by Kevin Groarke, Timothy Mazzei-Williams, Charles Messamore and Scott Walters

Most people’s primary reason for visiting a hospital is to check the status of their own, or a loved one’s, health. Once they enter, their focus is to find where they need to go for a procedure or test, or where to visit a family member or friend who has been admitted.

The reason these visitors can remain laser focused on health and well-being is because a behind-the-scenes team is committed to the maintenance, repair and operations (MRO) care that keeps the hospital up and running. Typically, the hospital’s facilities department is tasked with maintaining the building to top operational specifications and code, and these departments often invest millions of dollars in MRO supply spend to keep their structures efficiently running and aesthetically pleasing. 

That investment makes sense when you consider how fundamental MRO is to a hospital’s success. Consider all the things within a hospital that you don’t give much thought to until they’re missing or broken. Take, for example, the temperature of the campus — the maintenance, repair and operations of the HVAC systems can make a difference for patients when choosing a location or doctor. The same also can be said of other important behind-the-scenes operations that we don’t necessarily think about, such as building automation systems (BAS) elevators, escalators, boiler rooms, chillers, fire alarm systems, security, plumbing and security/access control systems.

The key to keeping these systems running effectively is establishing well-honed relationships with MRO suppliers and service providers that can provide the necessary components and service at the right price — and in doing so, there are many important factors to consider. Let’s dive into some of the best strategies to optimize MRO spend for your hospital or health system.
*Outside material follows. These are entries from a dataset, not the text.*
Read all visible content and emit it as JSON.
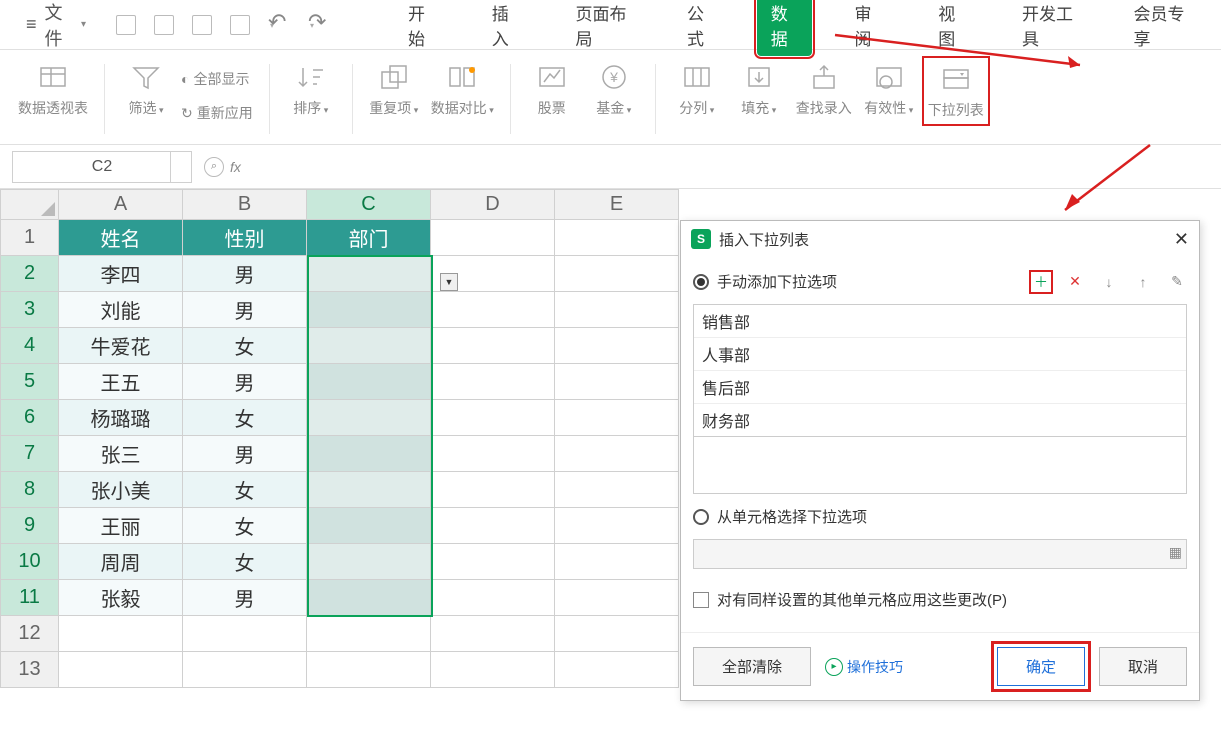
{
  "menubar": {
    "file_label": "文件",
    "tabs": [
      "开始",
      "插入",
      "页面布局",
      "公式",
      "数据",
      "审阅",
      "视图",
      "开发工具",
      "会员专享"
    ],
    "active_tab": "数据"
  },
  "ribbon": {
    "pivot": "数据透视表",
    "filter": "筛选",
    "show_all": "全部显示",
    "reapply": "重新应用",
    "sort": "排序",
    "duplicates": "重复项",
    "compare": "数据对比",
    "stocks": "股票",
    "funds": "基金",
    "split": "分列",
    "fill": "填充",
    "find_entry": "查找录入",
    "validation": "有效性",
    "dropdown_list": "下拉列表"
  },
  "formula_bar": {
    "name_box": "C2",
    "fx": "fx",
    "formula": ""
  },
  "sheet": {
    "columns": [
      "A",
      "B",
      "C",
      "D",
      "E"
    ],
    "headers": {
      "A": "姓名",
      "B": "性别",
      "C": "部门"
    },
    "rows": [
      {
        "n": 1,
        "A": "姓名",
        "B": "性别",
        "C": "部门",
        "is_header": true
      },
      {
        "n": 2,
        "A": "李四",
        "B": "男",
        "C": ""
      },
      {
        "n": 3,
        "A": "刘能",
        "B": "男",
        "C": ""
      },
      {
        "n": 4,
        "A": "牛爱花",
        "B": "女",
        "C": ""
      },
      {
        "n": 5,
        "A": "王五",
        "B": "男",
        "C": ""
      },
      {
        "n": 6,
        "A": "杨璐璐",
        "B": "女",
        "C": ""
      },
      {
        "n": 7,
        "A": "张三",
        "B": "男",
        "C": ""
      },
      {
        "n": 8,
        "A": "张小美",
        "B": "女",
        "C": ""
      },
      {
        "n": 9,
        "A": "王丽",
        "B": "女",
        "C": ""
      },
      {
        "n": 10,
        "A": "周周",
        "B": "女",
        "C": ""
      },
      {
        "n": 11,
        "A": "张毅",
        "B": "男",
        "C": ""
      },
      {
        "n": 12,
        "A": "",
        "B": "",
        "C": ""
      },
      {
        "n": 13,
        "A": "",
        "B": "",
        "C": ""
      }
    ],
    "selected_column": "C",
    "selected_range_start": 2,
    "selected_range_end": 11
  },
  "dialog": {
    "title": "插入下拉列表",
    "manual_label": "手动添加下拉选项",
    "from_cells_label": "从单元格选择下拉选项",
    "options": [
      "销售部",
      "人事部",
      "售后部",
      "财务部"
    ],
    "apply_same_label": "对有同样设置的其他单元格应用这些更改(P)",
    "clear_all": "全部清除",
    "tips": "操作技巧",
    "ok": "确定",
    "cancel": "取消"
  }
}
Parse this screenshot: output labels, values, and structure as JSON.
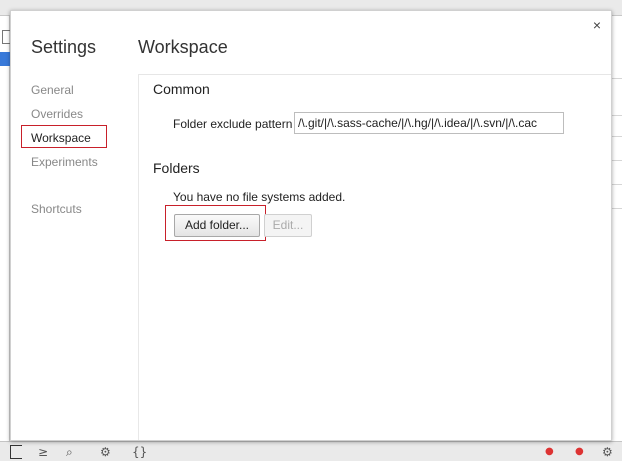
{
  "dialog": {
    "settings_title": "Settings",
    "close_label": "×",
    "nav": [
      {
        "label": "General"
      },
      {
        "label": "Overrides"
      },
      {
        "label": "Workspace"
      },
      {
        "label": "Experiments"
      },
      {
        "label": "Shortcuts"
      }
    ],
    "selected_nav": "Workspace",
    "workspace": {
      "title": "Workspace",
      "common": {
        "title": "Common",
        "exclude_label": "Folder exclude pattern",
        "exclude_value": "/\\.git/|/\\.sass-cache/|/\\.hg/|/\\.idea/|/\\.svn/|/\\.cac"
      },
      "folders": {
        "title": "Folders",
        "empty_message": "You have no file systems added.",
        "add_button": "Add folder...",
        "edit_button": "Edit..."
      }
    }
  },
  "colors": {
    "highlight": "#c8202a",
    "accent": "#3879d9"
  }
}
  • Supply chain and facilities departments can drive value in the MRO space by collaborating to identify the different categories of MRO spend. These subcategories can include traditional, plumbing, electrical and HVAC associated spend, and it is best to bucket accordingly. The reason for bucketing the spend is to truly understand the more detailed spend categories so when you eventually use a request for proposal (RFP) or request for quote (RFQ), you can ensure you’re inviting the right suppliers by category to compete for the business.
  • Once you have the spend bucketed, you’ll want to know how many suppliers you are purchasing from in each category. One way to gain both economic value and operational efficiencies is to consolidate the number of suppliers you purchase from. One health system we worked with in the southeast had $6.6 million of MRO spend between 15 suppliers. We identified the fragmented purchasing practice and worked with the health system to consolidate to four suppliers. This consolidation resulted in 7.5% savings totaling $500,000.
  • Another area health systems should look at is consolidation of products. A lot of MRO spend is non-reoccurring (approximately 75% of MRO items purchased are not repeated from year to year), but it’s important to identify the items you buy more than five times a year and consolidate these products to a smaller amount, which will drive economic value through more predictive and aggregated buying. In addition, understanding items you purchase year over year will allow you to target for more aggressive pricing.
  • Once you have identified the spend categories and consolidated your suppliers and reoccurring products, the next step is to develop key pricing agreements with the remaining suppliers. Most health systems do not have pricing contracts in place in the MRO space. This leaves health systems open to pricing increases, no terms and conditions, no discounts on shipping, and lost opportunities for additional economic value like rebate agreements. Reach out to your GPO and ask what national contracts they have in place with any MRO suppliers — then see if you can utilize the aggregated pricing and strong terms and conditions the GPO provides. Next, work to develop your own contracts with non-GPO suppliers to ensure fixed pricing for the term of the agreement, favorable shipping terms and enhanced economic value through rebates off purchase volume.
  • When formulating a plan to review the MRO grouping, be cognizant that suppliers not only can provide products in a multitude of categories but also services that could potentially minimize effort while maximizing opportunity. Hypothetically, developing a strategy for MRO lifecycle management through the MRO supplier can create consistency and adherence to protocols while also reducing liability as the onus is now on the supplier.
  • If a hospital does decide to apply the service component with the supplier, and if this hospital was a member of a Group Purchasing Organization (GPO), remember that most of these services are fee based and would be reported as sales, meaning admin fees would be paid back to the hospital. Concentrating on the service element also adds to the overall value that MRO Suppliers provide in this vast space, which in turn can be applied to the member — creating a win-win-win.

Using these various strategies to maximize MRO spend can help ensure that maintenance, repair and operations remains the invisible hero of your hospital, continuously providing a safe, welcoming environment for the life-bettering work that happens inside its walls.


About the authors: Kevin Groarke, Timothy Mazzei-Williams, Charles Messamore and Scott Walters are experts in Vizient’s Facilities, Capital and Construction Solutions, which leverages sourcing and advisory capabilities to provide unparalleled breadth and depth of knowledge to Vizient members. The team delivers contract and cost-savings expertise; develops performance criteria to optimize lifecycle costs, aggregate anticipated spend and define standards for efficiency and cost control; helps members maximize facility and construction spend; and continually evolves strengths and abilities to deliver exceptional results.

Published: April 21, 2022